This Thursday, CBC Radio’s Ideas ran a show on the discovery of a copy of Johannes Tinctor’s Treatise against the Sect of Waldensians, one of the earliest witch-hating treatises, at the University of Alberta. Tinctor’s academic invective first appeared in 1460, twenty-five or so years before the far more famous Malleus Maleficarum (or Hammer of the Witches). The U of A copy is a Old French translation of Tinctor’s original Latin, one of old four known copies in the world. According to the historians who found it, its probably the oldest of the four and the one from which others may have been copied. (Translated excerpts are available via the Edmonton Journal here)
The Middle Ages gets a bad rap for hunting witches, mostly because of things like Monty Python and the Holy Grail. In fact, though medieval penitentials are full of condemnations of all sorts of pagan and folk magic, organized and paranoid witch-hunting is really an early modern phenomenon (Tinctor’s treatise falls into the grey area between the eras).

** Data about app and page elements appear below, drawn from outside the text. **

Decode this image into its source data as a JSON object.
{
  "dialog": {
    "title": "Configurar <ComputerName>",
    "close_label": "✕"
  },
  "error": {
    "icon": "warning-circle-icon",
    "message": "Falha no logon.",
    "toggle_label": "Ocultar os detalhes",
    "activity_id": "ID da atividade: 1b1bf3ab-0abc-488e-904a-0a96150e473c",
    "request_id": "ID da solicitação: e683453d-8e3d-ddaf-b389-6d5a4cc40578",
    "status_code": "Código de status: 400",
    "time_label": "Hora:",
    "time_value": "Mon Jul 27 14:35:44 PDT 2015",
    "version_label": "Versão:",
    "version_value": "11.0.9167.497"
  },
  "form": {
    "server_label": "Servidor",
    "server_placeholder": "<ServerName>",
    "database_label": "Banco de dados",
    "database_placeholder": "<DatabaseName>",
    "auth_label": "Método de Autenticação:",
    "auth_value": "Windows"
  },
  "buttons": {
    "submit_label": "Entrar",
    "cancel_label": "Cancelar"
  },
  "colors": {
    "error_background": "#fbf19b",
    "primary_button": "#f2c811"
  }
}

If there’s one thing to take away from this story, though, it’s that we shouldn’t assume that easy digital access to more information than we can process means we actually have access to the full range of what’s out there. After 150 years of cataloging, 100 years of systematic text editing, and more than 60 years of major microfilm projects, we still haven’t fully analysed the limited number of medieval European manuscripts out there. For other areas, like medieval West Africa, we’ve only just started the process. What’s available at Google Books and archive.org, or even the more specialized digital repositories, is only the tip of the iceberg.